The Role of Peter in the Early Church
After his denial of Christ (Like 22:54-62), Peter had a truer estimation of himself. He realized that his strength comes only from God. Therefore, he repented and was fully converted. Christ controlled his zeal and he was no longer self-confident but self-possessed, teachable, and humble. The lessons he had received from Jesus (Luke 22:32; John 21:15–17) gave much fruit in his life and ministry. As God purified his natural capabilities, he rose as a great leader in the early church. This is seen in the following:
The Replacement of Judas
Peter urged his brethren to rigorous action that they may fulfill the commission of Christ (Matthew 28:19). And in order to do that, they needed first to select a replacement for Judas Iscariot that betrayed the Lord. So, they prayed and cast lots and the lot fell on Matthias, and he was numbered with the eleven apostles (Acts 1:15-26).
The Pentecost Sermon
The book of Acts records Peter’s sermon as the only Pentecostal sermon (Acts 2:14–40). His mind was enlightened by Holy Spirit so he had a clear understanding of the Scriptures (Luke 24:45). And he spoke to the people in Jerusalem about the prophecies concerning the Messiah and their clear fulfillment in the life and death of Christ. Then, he called the people to Repent and be baptized in the name of Jesus Christ for the remission of sins that they may receive the gift of the Holy Spirit. The book of Acts gives also special attention to his other sermons (Acts 3:12–26; 4:8–12; 10:34–43).
The Miracles of Peter
The apostle Luke recorded that Peter and John, performed a miracle of healing to a lame man from his mother’s womb. At Peter’s command, the man stood up, leaped, and praised God. All the people that saw miracle, glorified the Lord (Acts 3:1–11).
Again, Peter by God’s power performed other miracles “so that they brought the sick out into the streets and laid them on beds and couches, that at least the shadow of Peter passing by might fall on some of them” (Acts 5:15).
Also, the apostle healed a man named Aeneas, who had been bedridden eight years and was paralyzed (Acts 9:32-35). But the most remarkable miracle of the apostle was his resurrecting Dorcas from the dead (Act 9:32–41). After this amazing miracle, many believed in the name of Jesus.
Correcting the Church
The apostle played the chief part in rebuking Ananias and Sapphira for their sin (Acts 5:3–11). Through the gift of discernment (1 Corinthians 2:14; 12:10), it was revealed to him that Ananias and Sapphira were lying (John 14:17, 26; 16:13). Ananias was not forced to sell his land but was only required to be honest in bringing the profits that he had promised. For their sin Ananias and Sapphira were smitten by God. And their encounter with the apostle caused a great fear to come upon the early believers.
Preaching to the Gentiles

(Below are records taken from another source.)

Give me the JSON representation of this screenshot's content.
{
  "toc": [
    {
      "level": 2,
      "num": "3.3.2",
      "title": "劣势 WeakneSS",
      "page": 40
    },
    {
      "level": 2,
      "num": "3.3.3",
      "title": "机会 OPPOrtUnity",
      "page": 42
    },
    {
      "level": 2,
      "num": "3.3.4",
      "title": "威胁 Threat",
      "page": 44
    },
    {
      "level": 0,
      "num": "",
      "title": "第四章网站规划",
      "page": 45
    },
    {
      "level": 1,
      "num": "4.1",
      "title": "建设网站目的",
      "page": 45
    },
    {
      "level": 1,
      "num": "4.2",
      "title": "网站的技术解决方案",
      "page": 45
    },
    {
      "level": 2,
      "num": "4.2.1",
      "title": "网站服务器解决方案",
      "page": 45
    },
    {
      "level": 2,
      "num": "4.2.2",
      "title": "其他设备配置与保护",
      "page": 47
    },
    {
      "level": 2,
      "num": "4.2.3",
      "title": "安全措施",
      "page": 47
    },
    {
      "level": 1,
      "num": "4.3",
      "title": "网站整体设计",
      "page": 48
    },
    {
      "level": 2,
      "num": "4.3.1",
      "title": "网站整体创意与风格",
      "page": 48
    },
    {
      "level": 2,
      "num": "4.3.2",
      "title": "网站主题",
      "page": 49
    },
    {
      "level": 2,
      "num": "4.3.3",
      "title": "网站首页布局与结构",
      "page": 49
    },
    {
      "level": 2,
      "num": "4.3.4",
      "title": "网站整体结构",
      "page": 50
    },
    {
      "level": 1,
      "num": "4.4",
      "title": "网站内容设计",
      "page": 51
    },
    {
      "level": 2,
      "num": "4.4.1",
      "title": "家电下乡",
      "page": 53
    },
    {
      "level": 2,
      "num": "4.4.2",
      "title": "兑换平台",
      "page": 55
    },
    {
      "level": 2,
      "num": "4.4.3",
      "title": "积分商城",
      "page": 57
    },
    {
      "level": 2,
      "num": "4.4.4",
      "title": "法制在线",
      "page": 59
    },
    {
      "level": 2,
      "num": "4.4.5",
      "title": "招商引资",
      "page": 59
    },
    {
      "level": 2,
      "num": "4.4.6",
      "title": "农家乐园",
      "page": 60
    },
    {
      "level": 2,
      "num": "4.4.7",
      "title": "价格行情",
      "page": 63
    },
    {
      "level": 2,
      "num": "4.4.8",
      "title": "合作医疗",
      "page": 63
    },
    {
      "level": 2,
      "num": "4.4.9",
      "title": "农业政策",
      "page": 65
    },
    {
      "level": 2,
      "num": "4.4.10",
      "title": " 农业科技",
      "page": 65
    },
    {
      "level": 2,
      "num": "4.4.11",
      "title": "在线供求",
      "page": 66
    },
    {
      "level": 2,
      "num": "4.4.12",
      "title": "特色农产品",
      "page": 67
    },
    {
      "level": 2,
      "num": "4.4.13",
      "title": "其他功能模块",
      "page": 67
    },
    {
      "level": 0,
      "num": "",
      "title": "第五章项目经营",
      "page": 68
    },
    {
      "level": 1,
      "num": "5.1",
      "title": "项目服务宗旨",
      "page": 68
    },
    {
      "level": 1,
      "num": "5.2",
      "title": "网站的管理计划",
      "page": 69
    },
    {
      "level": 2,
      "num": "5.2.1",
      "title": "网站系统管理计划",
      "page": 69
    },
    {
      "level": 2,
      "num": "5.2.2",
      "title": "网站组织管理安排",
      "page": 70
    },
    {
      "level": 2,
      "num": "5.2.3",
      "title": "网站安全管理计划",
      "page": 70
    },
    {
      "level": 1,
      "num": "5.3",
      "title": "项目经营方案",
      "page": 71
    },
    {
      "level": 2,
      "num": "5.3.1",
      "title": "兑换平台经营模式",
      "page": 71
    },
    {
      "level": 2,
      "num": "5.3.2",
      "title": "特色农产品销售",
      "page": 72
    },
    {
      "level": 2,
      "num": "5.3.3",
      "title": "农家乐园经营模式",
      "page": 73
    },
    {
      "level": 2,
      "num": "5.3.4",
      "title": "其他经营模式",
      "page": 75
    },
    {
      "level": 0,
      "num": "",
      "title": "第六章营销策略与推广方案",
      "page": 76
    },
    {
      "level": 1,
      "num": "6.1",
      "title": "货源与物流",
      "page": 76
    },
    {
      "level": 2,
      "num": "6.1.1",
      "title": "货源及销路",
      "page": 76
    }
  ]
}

Peter was led by God through a special vision to preach to the Gentiles and specifically to the house of Cornelius (Acts 10). The Gentiles accepted the Lord Jesus and received the Holy Spirit and the apostle baptized them (verses 44-48). But when Peter went up to Jerusalem, the Jews criticized him for preaching to the Gentiles.
But he answered them saying, “If then God gave the same gift to them as he gave to us when we believed in the Lord Jesus Christ, who was I that I could stand in God’s way?” (Acts 11:17). Convicted of his words, the Jews glorified God, saying, the “Gentiles also God has granted repentance that leads to life” (v. 18).
It is clear that God’s servant had a leading position in the affairs of the early church according to the book of Acts, but he is not mentioned after Acts 15:7 for the focus then was on the apostle Paul.
In His service,